[Page and application data records]
========================================================================
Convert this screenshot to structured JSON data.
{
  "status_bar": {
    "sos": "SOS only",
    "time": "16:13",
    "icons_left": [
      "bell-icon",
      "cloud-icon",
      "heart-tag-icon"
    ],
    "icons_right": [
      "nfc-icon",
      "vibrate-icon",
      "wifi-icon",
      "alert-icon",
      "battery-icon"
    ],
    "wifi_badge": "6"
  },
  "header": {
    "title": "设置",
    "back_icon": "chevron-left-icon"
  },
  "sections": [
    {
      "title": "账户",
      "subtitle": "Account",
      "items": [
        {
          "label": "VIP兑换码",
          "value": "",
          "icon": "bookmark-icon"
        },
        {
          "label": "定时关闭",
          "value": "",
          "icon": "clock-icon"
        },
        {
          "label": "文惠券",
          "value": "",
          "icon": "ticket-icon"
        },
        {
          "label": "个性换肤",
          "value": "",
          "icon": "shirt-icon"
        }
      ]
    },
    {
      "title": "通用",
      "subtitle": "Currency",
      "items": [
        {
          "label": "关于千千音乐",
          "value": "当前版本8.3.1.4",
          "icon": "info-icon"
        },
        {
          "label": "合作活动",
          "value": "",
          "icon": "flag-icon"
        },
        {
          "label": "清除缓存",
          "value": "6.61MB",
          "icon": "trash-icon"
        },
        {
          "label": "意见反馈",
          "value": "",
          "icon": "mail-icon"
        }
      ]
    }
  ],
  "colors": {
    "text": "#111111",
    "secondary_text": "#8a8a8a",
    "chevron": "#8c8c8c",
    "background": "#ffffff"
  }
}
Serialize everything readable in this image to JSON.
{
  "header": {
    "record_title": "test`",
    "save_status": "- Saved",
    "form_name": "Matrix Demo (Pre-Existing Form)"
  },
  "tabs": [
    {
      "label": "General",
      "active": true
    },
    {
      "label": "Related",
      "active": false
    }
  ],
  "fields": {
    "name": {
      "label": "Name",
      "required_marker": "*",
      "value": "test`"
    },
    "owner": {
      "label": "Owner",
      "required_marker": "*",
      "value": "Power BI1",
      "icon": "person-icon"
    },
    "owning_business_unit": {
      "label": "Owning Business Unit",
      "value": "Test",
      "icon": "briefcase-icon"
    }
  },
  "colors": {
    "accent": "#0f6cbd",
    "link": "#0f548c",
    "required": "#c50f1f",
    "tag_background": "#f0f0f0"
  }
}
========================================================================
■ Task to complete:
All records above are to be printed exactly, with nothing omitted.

■ Reply to the task:
Convert this screenshot to structured JSON data.
{
  "status_bar": {
    "sos": "SOS only",
    "time": "16:13",
    "icons_left": [
      "bell-icon",
      "cloud-icon",
      "heart-tag-icon"
    ],
    "icons_right": [
      "nfc-icon",
      "vibrate-icon",
      "wifi-icon",
      "alert-icon",
      "battery-icon"
    ],
    "wifi_badge": "6"
  },
  "header": {
    "title": "设置",
    "back_icon": "chevron-left-icon"
  },
  "sections": [
    {
      "title": "账户",
      "subtitle": "Account",
      "items": [
        {
          "label": "VIP兑换码",
          "value": "",
          "icon": "bookmark-icon"
        },
        {
          "label": "定时关闭",
          "value": "",
          "icon": "clock-icon"
        },
        {
          "label": "文惠券",
          "value": "",
          "icon": "ticket-icon"
        },
        {
          "label": "个性换肤",
          "value": "",
          "icon": "shirt-icon"
        }
      ]
    },
    {
      "title": "通用",
      "subtitle": "Currency",
      "items": [
        {
          "label": "关于千千音乐",
          "value": "当前版本8.3.1.4",
          "icon": "info-icon"
        },
        {
          "label": "合作活动",
          "value": "",
          "icon": "flag-icon"
        },
        {
          "label": "清除缓存",
          "value": "6.61MB",
          "icon": "trash-icon"
        },
        {
          "label": "意见反馈",
          "value": "",
          "icon": "mail-icon"
        }
      ]
    }
  ],
  "colors": {
    "text": "#111111",
    "secondary_text": "#8a8a8a",
    "chevron": "#8c8c8c",
    "background": "#ffffff"
  }
}
Serialize everything readable in this image to JSON.
{
  "header": {
    "record_title": "test`",
    "save_status": "- Saved",
    "form_name": "Matrix Demo (Pre-Existing Form)"
  },
  "tabs": [
    {
      "label": "General",
      "active": true
    },
    {
      "label": "Related",
      "active": false
    }
  ],
  "fields": {
    "name": {
      "label": "Name",
      "required_marker": "*",
      "value": "test`"
    },
    "owner": {
      "label": "Owner",
      "required_marker": "*",
      "value": "Power BI1",
      "icon": "person-icon"
    },
    "owning_business_unit": {
      "label": "Owning Business Unit",
      "value": "Test",
      "icon": "briefcase-icon"
    }
  },
  "colors": {
    "accent": "#0f6cbd",
    "link": "#0f548c",
    "required": "#c50f1f",
    "tag_background": "#f0f0f0"
  }
}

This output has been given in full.